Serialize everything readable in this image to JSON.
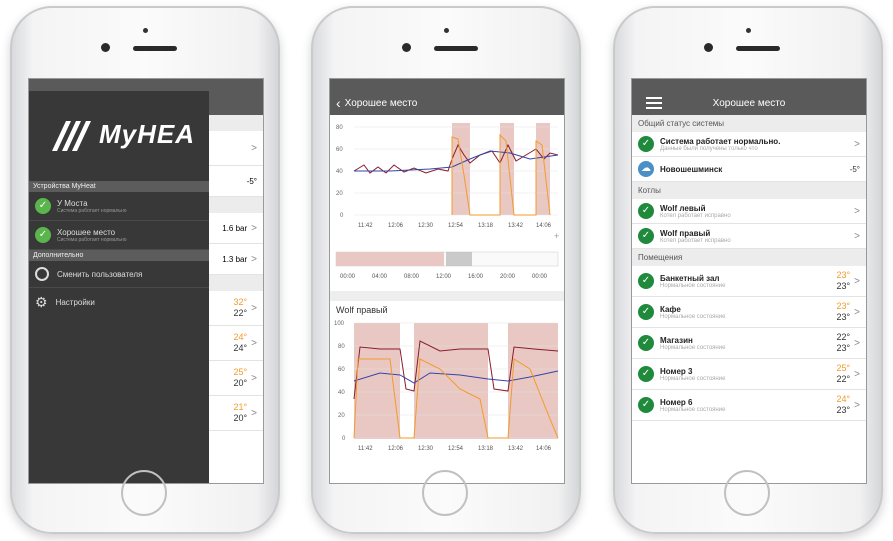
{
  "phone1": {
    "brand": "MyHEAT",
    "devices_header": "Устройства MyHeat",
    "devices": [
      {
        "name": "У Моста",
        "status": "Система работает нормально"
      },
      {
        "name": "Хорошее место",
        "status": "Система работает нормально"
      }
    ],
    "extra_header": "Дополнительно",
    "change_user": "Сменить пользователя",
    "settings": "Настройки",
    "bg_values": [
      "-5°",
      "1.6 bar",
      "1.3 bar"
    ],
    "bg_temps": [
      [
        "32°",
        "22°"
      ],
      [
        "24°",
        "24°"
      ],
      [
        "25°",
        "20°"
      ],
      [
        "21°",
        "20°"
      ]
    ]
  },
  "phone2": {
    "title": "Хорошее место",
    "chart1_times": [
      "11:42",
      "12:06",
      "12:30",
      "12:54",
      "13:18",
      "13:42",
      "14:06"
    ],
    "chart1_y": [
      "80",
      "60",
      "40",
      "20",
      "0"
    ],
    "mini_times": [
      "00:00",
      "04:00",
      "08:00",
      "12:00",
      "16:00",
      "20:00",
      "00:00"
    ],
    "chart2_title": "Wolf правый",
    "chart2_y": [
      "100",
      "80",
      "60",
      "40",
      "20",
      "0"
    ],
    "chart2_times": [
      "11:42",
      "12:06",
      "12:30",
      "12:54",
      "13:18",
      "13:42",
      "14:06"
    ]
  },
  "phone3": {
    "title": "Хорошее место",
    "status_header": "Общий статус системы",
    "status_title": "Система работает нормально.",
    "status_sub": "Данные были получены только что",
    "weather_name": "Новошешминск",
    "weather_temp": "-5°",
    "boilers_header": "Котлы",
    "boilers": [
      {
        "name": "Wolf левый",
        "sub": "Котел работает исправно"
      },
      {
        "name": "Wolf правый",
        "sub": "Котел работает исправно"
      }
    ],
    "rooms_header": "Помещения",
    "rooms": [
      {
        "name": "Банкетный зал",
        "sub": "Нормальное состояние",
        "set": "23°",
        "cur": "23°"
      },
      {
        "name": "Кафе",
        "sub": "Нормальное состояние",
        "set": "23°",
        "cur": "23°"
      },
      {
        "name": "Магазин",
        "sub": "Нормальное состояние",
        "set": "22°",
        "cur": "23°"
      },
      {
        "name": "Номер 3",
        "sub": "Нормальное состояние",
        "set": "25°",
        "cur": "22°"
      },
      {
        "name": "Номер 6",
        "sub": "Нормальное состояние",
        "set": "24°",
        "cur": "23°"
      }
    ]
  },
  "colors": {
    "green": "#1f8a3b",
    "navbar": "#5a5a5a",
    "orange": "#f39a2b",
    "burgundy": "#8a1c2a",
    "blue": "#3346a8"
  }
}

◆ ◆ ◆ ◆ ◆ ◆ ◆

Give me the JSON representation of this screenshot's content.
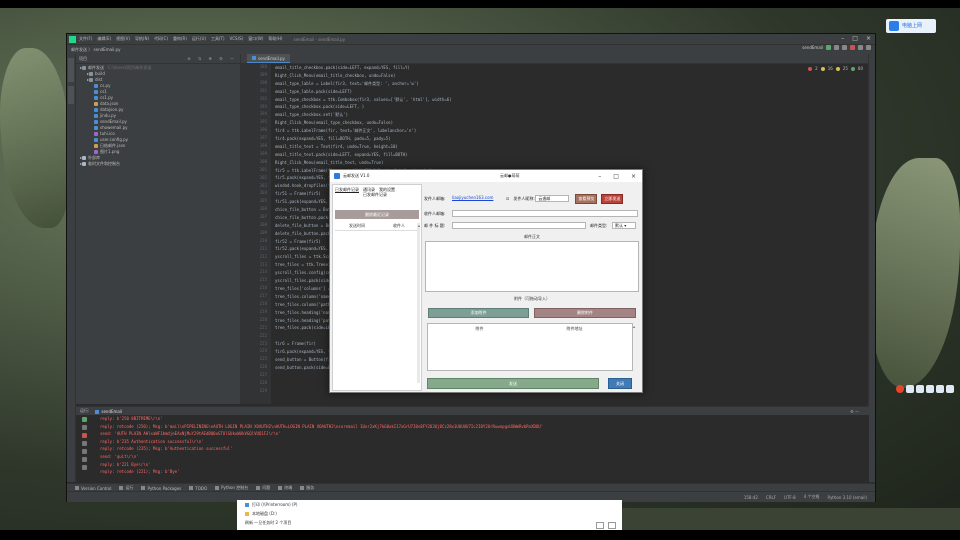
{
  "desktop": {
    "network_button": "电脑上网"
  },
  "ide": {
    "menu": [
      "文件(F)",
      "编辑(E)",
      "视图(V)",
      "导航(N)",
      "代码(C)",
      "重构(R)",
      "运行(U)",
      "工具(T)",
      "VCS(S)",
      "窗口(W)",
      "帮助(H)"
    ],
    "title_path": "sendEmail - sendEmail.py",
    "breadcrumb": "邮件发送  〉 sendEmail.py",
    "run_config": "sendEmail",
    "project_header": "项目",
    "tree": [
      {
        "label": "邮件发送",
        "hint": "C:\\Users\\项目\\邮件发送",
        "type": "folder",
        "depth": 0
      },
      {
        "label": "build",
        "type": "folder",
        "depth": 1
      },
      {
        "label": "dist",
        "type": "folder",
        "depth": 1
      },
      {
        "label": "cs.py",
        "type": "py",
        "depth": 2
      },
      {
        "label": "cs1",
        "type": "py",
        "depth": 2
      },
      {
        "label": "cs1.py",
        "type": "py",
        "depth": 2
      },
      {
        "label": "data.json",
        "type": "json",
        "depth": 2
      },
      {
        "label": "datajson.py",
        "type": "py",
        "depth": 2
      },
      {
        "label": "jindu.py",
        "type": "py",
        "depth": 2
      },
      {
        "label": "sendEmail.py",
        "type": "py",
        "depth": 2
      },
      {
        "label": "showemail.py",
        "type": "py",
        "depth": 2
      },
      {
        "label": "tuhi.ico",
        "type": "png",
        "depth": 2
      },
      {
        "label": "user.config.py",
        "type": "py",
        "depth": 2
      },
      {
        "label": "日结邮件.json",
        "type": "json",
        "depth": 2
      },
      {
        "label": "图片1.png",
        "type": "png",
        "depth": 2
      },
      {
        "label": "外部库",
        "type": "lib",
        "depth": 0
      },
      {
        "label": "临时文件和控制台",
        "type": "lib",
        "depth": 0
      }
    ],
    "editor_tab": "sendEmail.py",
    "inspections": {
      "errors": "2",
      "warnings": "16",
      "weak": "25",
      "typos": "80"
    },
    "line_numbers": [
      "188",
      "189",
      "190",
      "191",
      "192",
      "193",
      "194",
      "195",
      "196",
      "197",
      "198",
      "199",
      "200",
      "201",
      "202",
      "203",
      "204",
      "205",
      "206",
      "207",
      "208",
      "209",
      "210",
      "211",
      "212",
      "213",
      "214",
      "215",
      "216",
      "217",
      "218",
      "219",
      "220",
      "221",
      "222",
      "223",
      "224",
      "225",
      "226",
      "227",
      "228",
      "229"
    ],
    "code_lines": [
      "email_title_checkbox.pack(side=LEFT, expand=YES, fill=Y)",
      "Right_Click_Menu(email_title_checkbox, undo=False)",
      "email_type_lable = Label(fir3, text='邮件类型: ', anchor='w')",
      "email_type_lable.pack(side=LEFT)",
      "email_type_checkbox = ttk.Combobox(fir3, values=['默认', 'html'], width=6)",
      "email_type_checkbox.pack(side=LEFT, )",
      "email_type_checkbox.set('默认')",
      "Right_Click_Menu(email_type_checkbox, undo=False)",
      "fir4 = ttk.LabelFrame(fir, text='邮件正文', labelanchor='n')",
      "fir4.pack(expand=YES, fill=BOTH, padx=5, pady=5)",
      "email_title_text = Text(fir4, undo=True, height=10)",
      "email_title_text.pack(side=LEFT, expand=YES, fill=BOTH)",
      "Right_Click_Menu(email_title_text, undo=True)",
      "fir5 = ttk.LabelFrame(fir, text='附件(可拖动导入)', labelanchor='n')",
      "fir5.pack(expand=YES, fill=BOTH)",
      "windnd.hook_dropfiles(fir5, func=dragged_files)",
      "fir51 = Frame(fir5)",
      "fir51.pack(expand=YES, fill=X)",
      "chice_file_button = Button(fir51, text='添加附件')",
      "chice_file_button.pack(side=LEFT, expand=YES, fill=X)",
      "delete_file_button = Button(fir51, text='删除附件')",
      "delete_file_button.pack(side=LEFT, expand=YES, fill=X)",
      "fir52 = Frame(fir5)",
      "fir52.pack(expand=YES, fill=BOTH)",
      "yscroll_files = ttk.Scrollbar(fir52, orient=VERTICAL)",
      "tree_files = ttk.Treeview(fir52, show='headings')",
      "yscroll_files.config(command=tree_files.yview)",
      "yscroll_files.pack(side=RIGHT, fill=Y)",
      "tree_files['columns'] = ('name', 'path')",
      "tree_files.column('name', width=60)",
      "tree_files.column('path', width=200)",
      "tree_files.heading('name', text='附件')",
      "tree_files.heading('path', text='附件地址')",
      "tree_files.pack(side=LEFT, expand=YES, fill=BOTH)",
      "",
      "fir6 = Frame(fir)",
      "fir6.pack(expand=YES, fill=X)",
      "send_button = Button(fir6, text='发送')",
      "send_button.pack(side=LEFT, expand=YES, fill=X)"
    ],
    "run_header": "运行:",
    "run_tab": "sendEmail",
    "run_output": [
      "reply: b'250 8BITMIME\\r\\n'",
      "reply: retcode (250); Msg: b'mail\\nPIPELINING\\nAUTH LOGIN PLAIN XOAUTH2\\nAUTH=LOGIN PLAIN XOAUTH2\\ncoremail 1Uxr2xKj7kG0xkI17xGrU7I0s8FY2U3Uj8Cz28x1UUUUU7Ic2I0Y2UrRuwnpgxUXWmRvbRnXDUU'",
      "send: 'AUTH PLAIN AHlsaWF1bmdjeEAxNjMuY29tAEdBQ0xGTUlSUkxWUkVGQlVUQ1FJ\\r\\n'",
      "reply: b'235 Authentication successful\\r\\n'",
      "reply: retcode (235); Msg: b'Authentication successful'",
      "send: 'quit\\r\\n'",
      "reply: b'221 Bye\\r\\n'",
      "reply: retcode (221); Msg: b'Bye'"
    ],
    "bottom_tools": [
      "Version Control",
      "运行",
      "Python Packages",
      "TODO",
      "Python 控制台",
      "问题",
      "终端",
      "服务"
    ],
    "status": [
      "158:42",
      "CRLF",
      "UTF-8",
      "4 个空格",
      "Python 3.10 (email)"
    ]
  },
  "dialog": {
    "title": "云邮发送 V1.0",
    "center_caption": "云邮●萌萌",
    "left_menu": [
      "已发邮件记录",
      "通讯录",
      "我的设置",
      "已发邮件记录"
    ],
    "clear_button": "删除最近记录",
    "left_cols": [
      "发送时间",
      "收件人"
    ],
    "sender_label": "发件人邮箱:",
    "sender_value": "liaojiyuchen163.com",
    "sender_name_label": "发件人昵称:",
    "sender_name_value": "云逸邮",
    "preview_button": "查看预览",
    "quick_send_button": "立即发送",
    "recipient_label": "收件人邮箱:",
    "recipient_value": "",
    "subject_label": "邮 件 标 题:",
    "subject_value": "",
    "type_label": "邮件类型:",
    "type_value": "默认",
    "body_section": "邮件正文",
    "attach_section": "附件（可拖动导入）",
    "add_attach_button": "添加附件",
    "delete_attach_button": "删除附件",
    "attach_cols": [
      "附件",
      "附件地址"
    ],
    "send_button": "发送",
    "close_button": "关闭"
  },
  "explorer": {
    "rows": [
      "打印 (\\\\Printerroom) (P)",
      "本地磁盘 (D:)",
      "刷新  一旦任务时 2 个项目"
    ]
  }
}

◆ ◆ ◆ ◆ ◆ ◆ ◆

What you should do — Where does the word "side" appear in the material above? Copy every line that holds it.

Response to the task —
      "email_title_checkbox.pack(side=LEFT, expand=YES, fill=Y)",
      "email_type_lable.pack(side=LEFT)",
      "email_type_checkbox.pack(side=LEFT, )",
      "email_title_text.pack(side=LEFT, expand=YES, fill=BOTH)",
      "chice_file_button.pack(side=LEFT, expand=YES, fill=X)",
      "delete_file_button.pack(side=LEFT, expand=YES, fill=X)",
      "yscroll_files.pack(side=RIGHT, fill=Y)",
      "tree_files.pack(side=LEFT, expand=YES, fill=BOTH)",
      "send_button.pack(side=LEFT, expand=YES, fill=X)"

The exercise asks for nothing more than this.